WHAT TO DO >>
Check every line below for the word "https" and copy the ones that have it.

++++ INFORMATION SUPPLIED

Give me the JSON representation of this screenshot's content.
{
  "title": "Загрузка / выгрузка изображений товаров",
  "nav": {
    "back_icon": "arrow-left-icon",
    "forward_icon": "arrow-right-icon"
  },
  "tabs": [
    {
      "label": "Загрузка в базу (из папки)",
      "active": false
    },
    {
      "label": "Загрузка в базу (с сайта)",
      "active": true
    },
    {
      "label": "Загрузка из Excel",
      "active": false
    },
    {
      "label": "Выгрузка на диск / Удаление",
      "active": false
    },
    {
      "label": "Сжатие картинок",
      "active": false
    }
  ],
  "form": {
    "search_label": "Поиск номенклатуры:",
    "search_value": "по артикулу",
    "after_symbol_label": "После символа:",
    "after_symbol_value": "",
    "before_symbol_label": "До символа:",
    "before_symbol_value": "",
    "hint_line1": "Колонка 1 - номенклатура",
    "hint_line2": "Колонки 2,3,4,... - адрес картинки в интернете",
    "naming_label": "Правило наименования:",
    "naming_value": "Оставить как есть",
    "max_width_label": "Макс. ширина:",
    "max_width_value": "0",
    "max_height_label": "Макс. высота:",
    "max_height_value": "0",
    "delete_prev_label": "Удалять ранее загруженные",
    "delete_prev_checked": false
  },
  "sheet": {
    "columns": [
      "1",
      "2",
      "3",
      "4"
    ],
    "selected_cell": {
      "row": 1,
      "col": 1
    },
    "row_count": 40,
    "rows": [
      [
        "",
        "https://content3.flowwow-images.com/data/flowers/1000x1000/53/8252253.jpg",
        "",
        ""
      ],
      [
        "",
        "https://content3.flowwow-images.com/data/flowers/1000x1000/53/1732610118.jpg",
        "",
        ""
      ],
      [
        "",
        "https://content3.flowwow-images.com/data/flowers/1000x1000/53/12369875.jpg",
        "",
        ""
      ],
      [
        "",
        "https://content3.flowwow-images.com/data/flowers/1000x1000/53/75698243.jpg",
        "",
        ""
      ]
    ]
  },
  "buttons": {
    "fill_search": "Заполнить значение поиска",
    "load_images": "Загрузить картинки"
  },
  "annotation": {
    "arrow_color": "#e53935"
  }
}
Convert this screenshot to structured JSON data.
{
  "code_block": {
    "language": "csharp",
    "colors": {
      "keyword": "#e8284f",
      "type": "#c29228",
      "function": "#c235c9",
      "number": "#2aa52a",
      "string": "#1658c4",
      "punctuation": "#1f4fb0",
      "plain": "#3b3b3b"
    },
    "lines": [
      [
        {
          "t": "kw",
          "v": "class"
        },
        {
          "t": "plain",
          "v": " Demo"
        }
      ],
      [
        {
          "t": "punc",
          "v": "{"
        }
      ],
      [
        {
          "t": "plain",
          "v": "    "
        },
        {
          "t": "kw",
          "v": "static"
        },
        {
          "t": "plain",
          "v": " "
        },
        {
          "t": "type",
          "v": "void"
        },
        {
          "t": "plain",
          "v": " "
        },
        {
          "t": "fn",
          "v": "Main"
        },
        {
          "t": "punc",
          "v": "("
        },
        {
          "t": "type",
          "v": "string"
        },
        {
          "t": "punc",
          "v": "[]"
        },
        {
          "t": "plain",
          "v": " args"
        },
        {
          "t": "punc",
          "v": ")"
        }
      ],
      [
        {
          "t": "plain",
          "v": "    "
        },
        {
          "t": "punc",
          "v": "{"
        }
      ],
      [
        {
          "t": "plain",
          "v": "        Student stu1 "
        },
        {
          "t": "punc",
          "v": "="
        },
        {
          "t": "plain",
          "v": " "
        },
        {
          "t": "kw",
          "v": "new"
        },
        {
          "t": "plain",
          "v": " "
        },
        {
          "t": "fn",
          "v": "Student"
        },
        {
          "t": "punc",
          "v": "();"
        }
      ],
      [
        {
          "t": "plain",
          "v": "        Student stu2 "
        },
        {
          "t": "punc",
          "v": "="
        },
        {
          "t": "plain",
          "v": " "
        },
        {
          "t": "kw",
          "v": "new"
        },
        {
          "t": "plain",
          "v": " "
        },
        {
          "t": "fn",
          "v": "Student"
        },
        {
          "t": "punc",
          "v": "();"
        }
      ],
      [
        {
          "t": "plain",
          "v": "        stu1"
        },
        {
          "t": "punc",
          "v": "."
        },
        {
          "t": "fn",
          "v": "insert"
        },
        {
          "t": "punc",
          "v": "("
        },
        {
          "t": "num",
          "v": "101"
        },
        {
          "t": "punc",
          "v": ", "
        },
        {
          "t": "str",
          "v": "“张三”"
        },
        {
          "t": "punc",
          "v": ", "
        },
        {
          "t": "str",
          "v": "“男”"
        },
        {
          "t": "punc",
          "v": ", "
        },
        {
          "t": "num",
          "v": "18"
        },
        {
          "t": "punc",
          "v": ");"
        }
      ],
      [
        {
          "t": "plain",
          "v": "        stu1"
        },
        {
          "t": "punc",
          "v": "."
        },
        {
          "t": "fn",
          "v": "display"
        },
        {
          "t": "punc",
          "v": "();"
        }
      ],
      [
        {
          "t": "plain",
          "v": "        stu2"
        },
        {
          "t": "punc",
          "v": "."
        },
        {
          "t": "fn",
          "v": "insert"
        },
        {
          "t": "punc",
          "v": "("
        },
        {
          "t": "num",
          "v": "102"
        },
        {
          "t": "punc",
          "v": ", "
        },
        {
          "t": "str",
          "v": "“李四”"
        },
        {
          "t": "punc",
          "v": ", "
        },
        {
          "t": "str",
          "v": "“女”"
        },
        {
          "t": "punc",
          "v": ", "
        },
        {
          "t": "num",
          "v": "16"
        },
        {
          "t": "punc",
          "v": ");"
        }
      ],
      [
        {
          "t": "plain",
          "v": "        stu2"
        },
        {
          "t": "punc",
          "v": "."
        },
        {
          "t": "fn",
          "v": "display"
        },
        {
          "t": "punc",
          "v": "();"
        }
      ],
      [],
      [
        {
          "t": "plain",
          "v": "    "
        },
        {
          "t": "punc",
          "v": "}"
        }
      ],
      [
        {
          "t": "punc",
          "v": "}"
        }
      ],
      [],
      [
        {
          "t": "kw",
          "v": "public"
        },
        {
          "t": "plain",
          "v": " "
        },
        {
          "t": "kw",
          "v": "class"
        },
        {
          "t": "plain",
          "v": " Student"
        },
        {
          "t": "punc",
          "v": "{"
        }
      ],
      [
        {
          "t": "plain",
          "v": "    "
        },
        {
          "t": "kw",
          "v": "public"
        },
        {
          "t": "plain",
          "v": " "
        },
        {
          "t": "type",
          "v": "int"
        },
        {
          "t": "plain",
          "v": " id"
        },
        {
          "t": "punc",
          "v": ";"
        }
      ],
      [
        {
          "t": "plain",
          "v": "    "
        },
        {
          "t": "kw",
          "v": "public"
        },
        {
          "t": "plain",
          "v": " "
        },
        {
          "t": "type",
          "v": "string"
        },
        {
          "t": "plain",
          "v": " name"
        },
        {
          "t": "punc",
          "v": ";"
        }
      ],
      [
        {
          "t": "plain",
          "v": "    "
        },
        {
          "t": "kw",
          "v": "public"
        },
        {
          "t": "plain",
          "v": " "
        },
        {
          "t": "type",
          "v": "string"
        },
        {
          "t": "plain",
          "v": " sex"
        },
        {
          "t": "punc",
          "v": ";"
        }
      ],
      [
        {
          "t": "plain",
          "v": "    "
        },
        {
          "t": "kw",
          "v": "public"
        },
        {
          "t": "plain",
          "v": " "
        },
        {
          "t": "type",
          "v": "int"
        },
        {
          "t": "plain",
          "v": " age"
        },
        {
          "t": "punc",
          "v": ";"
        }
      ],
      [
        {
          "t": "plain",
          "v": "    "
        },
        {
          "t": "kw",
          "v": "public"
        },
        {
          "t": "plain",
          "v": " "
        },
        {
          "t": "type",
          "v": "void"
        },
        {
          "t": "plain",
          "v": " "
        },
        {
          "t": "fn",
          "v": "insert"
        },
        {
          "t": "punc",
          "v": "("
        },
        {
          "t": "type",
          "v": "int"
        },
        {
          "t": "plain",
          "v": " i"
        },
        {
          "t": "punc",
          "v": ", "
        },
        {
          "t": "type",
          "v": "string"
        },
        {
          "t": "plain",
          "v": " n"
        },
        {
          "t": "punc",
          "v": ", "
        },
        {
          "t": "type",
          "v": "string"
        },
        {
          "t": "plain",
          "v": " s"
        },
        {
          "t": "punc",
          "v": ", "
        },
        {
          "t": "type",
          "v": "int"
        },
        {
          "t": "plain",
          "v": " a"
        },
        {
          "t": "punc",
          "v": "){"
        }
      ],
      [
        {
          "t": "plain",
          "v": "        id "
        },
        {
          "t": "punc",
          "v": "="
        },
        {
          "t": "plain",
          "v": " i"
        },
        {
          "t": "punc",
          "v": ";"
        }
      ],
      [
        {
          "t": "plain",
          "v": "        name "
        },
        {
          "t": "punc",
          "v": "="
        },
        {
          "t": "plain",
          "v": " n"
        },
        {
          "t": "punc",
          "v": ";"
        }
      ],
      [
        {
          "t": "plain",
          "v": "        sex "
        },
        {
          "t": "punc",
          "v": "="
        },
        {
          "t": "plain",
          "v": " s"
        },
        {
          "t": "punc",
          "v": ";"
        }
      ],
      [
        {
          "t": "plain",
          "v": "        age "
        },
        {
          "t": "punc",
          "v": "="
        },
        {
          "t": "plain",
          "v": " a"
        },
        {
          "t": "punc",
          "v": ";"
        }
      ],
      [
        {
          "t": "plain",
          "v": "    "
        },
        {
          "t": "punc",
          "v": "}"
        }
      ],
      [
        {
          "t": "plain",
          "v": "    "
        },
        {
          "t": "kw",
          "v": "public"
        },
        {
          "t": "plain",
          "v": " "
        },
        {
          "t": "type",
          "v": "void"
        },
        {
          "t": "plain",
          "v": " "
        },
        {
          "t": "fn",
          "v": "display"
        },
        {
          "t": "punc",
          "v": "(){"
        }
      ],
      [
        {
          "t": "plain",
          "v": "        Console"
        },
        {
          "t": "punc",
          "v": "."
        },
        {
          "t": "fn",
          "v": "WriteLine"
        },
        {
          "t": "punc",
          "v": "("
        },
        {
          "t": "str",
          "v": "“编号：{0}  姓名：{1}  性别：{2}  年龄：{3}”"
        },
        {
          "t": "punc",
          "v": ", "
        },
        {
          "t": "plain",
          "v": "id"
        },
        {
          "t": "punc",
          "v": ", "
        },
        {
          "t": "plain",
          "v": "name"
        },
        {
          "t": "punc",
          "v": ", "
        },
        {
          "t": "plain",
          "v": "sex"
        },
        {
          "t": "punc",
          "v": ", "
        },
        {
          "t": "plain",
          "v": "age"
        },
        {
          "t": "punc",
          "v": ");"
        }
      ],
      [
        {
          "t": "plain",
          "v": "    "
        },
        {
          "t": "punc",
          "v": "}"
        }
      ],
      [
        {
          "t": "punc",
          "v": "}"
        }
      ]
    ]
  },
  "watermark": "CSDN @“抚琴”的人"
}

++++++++

WRITTEN SOLUTION >>
        "https://content3.flowwow-images.com/data/flowers/1000x1000/53/8252253.jpg",
        "https://content3.flowwow-images.com/data/flowers/1000x1000/53/1732610118.jpg",
        "https://content3.flowwow-images.com/data/flowers/1000x1000/53/12369875.jpg",
        "https://content3.flowwow-images.com/data/flowers/1000x1000/53/75698243.jpg",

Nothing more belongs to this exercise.